Maine voters repealed that state’s law months after lawmakers approved it in 2009. An effort in Rhode Island to approve gay marriage faces an uncertain future, despite a newly elected gay speaker of the house and a governor who support the measure.
Now, conservatives in the Republican-controlled State House in New Hampshire are looking to roll back the 2009 legislative vote. Yesterday, legislators heard testimony at a heavily attended hearing on two bills that would repeal same-sex marriage. The sponsors of the bills recommended that the House not act on them until next year, citing the need to focus on the economy. But Republican House leaders promised their support for repeal, and conservatives vowed to make gay marriage a major issue in the state’s first-in-the-nation primary.
“We will have a pledge sheet for candidates saying whether they support marriage being only between a man and a woman,’’ said Kevin Smith, executive director of Cornerstone Action, a conservative think tank based in New Hampshire. “We will ask all the candidates to sign that pledge, and I think it will most certainly make news if some of them won’t.’’
Some opponents said that Massachusetts, which in 2004 became the first state in the country to legalize same-sex marriage, stands as an example of the problems gay marriage can create.
Same-sex marriage “has deeply impacted what is taught in schools’’ in Massachusetts, said state Senator Fenton Groen, a Republican.
The hearing went late into the day, with hundreds set to testify. Some read Bible passages or poetry, amid occasional eruptions of applause and hoots.
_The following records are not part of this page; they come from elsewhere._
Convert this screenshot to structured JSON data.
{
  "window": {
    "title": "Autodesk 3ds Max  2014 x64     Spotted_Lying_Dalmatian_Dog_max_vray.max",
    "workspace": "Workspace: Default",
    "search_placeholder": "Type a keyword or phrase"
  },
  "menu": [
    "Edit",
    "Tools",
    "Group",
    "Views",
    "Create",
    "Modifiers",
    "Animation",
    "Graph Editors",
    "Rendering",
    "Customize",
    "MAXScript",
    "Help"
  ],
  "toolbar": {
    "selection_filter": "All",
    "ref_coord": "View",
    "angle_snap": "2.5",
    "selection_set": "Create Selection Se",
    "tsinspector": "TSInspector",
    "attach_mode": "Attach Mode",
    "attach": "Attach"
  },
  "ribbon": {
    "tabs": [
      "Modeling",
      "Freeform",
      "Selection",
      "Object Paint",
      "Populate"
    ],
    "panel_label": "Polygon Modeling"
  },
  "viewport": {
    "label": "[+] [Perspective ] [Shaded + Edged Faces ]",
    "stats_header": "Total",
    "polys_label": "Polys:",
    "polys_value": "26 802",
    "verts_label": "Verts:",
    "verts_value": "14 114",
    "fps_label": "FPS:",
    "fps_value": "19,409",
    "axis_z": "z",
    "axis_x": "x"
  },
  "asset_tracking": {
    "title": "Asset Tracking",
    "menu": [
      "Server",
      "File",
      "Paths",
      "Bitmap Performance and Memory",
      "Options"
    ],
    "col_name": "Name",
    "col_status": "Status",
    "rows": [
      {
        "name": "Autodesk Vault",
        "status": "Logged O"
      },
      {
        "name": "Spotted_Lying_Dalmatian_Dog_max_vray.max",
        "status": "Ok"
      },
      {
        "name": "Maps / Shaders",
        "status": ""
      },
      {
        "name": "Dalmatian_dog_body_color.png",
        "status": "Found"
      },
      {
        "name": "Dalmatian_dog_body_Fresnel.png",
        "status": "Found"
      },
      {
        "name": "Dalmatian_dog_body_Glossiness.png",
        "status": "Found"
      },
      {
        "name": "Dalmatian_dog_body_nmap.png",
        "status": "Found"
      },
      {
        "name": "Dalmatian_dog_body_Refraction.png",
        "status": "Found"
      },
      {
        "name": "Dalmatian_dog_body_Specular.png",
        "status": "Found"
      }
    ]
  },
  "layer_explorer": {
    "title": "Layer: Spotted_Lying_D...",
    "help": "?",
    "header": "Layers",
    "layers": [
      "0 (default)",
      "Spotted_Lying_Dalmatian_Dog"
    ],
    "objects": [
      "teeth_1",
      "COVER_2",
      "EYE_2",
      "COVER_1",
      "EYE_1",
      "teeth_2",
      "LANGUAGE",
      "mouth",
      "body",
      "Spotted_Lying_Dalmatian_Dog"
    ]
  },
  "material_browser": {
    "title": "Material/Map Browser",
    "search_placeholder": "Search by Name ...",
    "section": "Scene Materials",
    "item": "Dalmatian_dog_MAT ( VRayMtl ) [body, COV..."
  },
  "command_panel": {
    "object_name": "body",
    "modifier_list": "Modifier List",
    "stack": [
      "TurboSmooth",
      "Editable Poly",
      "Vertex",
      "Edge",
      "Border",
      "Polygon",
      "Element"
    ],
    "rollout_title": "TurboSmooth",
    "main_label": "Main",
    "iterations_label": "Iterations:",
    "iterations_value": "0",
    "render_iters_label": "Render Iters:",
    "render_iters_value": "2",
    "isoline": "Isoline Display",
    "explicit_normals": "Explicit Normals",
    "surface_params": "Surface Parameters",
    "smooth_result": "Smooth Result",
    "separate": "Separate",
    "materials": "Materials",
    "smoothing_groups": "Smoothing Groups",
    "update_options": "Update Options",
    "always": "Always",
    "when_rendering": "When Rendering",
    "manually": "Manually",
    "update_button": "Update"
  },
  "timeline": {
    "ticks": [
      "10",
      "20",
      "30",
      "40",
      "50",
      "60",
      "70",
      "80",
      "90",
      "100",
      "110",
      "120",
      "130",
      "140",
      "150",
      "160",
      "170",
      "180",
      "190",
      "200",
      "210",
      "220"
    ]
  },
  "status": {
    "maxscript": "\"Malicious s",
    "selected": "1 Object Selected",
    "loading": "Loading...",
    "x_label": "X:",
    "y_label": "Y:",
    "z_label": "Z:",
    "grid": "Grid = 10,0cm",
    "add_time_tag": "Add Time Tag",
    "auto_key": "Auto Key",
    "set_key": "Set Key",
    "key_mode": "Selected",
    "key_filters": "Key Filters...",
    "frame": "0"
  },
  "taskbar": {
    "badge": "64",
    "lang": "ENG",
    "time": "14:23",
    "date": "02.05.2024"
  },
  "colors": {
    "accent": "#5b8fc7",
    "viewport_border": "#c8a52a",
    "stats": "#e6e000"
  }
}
Supporters of gay marriage far outnumbered opponents, but opponents said they were intent in overturning the law.
“It’s imperative that government only promote the best, most ideal household arrangements,’’ said state Senator Raymond White, a Republican.